Tannerella forsythia was discovered by and named after Dr. Anne Tanner who works at The Forsyth Institute located in Cambridge, MA.
T. forsythia has been identified in atherosclerotic lesions. Lee et al. found that infecting mice with T. forsythia induced foam cell formation and accelerated the formation of atherosclerotic lesions. It has also been isolated from women with bacterial vaginosis.
^Cionca N; et al. (2010). "Microbiologic testing and outcomes of full-mouth scaling and root planing with or without amoxicillin/metronidazole in chronic periodontitis". J Perio81: 15–23. doi:10.1902/jop.2009.090390.CS1 maint: Explicit use of et al. (link)

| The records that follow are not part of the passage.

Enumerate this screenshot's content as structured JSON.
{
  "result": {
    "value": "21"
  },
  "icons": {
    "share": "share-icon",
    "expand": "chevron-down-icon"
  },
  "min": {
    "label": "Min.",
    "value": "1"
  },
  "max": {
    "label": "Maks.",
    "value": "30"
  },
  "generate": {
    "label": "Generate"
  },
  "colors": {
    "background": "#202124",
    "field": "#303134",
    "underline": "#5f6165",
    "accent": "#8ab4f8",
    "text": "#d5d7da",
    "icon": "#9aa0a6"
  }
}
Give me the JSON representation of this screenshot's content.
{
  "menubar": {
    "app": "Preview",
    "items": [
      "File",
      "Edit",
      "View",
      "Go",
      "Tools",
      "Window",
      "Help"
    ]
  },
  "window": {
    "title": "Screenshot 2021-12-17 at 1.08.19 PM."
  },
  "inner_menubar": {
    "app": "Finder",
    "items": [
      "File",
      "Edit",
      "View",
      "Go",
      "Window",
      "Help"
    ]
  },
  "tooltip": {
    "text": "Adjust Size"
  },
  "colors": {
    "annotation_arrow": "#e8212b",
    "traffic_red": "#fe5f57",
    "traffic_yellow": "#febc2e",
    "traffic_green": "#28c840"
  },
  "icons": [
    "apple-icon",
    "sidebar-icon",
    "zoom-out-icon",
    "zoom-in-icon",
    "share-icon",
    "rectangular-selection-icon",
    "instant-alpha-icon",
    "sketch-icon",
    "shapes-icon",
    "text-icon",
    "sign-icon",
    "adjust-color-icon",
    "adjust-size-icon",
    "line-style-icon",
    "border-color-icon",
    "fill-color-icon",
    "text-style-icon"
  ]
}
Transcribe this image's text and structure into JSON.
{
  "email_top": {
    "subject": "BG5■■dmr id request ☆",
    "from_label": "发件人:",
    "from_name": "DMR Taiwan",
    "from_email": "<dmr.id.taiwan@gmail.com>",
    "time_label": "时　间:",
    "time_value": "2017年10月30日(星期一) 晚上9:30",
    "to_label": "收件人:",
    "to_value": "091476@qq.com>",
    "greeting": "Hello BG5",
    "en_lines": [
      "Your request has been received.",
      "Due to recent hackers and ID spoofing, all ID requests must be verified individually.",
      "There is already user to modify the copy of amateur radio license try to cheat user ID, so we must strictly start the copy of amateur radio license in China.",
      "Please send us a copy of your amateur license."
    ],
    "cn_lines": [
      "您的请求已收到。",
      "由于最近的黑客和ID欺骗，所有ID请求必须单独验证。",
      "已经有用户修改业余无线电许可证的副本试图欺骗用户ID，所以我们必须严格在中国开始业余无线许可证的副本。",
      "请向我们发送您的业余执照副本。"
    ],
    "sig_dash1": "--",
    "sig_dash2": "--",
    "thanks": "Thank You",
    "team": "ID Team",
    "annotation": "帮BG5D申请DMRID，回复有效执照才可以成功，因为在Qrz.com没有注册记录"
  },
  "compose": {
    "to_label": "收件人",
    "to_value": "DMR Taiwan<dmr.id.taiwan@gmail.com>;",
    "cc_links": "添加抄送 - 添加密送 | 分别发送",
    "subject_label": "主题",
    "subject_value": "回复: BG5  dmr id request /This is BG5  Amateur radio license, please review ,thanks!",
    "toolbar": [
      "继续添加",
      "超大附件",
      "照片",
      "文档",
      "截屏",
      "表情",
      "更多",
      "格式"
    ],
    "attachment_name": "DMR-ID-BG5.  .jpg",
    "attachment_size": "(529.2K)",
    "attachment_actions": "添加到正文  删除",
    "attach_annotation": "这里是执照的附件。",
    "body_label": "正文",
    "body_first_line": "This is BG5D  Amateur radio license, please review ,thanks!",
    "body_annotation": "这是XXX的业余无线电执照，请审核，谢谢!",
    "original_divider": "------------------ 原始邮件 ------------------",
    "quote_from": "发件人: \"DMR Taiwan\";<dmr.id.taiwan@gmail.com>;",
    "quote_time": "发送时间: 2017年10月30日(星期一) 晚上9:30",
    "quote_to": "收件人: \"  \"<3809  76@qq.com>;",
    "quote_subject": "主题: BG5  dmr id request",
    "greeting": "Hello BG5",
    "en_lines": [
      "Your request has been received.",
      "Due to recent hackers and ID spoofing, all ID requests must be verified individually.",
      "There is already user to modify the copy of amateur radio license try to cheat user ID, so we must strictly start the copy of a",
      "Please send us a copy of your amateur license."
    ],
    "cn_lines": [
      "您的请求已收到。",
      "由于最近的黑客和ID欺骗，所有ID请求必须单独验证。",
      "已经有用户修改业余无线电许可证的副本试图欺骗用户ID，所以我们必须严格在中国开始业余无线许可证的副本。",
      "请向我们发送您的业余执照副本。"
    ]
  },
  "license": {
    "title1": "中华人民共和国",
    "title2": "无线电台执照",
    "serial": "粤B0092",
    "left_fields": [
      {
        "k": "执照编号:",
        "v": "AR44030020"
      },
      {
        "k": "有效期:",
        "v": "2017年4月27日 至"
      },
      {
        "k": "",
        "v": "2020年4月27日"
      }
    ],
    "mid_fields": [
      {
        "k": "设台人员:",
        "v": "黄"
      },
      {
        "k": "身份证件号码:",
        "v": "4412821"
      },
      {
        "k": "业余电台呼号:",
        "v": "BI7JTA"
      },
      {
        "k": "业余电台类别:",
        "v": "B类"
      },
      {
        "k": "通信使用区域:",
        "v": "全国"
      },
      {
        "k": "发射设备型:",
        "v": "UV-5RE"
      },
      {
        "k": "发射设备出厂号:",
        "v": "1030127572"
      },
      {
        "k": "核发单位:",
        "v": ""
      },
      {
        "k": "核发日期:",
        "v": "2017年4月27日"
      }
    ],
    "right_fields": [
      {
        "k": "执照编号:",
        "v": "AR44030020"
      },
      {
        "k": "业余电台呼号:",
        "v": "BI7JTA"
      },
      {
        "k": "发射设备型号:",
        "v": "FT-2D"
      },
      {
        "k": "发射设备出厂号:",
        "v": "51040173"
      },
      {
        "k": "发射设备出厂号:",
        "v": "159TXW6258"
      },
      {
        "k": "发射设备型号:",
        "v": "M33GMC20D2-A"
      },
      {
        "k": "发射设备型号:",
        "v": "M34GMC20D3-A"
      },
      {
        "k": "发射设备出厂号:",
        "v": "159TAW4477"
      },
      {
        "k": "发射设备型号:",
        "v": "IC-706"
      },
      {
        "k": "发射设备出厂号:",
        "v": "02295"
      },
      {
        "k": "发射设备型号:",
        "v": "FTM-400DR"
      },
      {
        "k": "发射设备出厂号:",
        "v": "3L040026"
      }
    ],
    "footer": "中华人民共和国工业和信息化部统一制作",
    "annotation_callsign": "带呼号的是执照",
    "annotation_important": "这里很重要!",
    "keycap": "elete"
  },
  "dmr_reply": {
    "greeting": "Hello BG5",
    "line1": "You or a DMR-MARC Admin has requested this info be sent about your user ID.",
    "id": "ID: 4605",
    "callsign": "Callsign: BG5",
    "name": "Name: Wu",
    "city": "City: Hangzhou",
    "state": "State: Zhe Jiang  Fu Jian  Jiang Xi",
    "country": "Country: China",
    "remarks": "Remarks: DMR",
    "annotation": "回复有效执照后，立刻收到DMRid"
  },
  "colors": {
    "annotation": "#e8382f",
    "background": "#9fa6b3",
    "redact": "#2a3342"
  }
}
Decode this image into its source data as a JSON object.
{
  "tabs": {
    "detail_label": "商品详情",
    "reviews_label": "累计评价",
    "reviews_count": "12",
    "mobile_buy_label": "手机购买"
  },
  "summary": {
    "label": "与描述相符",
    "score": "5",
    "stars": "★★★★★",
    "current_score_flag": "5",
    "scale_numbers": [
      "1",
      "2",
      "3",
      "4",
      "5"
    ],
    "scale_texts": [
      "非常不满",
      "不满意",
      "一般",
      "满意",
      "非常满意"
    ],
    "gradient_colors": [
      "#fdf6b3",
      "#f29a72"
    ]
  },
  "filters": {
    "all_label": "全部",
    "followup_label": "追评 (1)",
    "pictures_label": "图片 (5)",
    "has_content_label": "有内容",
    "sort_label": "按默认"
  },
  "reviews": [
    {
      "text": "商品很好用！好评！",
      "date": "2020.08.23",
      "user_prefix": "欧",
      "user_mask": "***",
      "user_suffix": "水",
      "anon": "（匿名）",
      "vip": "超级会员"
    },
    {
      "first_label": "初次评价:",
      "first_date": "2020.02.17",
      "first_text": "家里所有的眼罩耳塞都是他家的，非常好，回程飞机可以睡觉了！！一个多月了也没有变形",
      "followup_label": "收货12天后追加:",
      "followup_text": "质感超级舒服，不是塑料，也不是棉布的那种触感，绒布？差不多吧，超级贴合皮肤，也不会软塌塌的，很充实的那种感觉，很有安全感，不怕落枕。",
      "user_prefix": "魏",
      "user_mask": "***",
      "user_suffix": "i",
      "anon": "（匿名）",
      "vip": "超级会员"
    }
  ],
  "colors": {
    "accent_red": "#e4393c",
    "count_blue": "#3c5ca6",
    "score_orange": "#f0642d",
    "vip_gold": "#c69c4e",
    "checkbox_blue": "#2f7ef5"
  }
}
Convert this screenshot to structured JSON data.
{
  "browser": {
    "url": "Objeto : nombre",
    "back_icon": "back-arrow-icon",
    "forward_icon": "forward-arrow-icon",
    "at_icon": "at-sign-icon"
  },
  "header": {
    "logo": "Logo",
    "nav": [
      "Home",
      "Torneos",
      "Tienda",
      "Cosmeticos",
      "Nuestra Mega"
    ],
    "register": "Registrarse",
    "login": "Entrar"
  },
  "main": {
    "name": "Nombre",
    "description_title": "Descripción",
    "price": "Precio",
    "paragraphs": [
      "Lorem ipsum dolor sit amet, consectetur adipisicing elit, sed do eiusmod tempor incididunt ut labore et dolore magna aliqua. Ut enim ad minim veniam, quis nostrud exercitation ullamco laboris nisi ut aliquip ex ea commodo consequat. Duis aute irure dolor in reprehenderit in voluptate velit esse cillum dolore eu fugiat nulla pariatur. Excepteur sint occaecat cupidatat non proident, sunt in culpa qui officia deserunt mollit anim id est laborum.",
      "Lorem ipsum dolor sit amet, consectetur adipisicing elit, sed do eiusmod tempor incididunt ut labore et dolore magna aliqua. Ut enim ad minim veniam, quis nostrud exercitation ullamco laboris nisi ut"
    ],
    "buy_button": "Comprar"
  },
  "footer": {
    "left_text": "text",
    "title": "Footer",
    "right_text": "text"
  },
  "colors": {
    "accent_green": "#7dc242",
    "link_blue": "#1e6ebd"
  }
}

^[LEE HR, JUN HK, & CHOI BK. (2014). Tannerella forsythia BspA increases the risk factors for atherosclerosis in ApoE(-/-) mice. Oral Diseases. 20, 803-8.]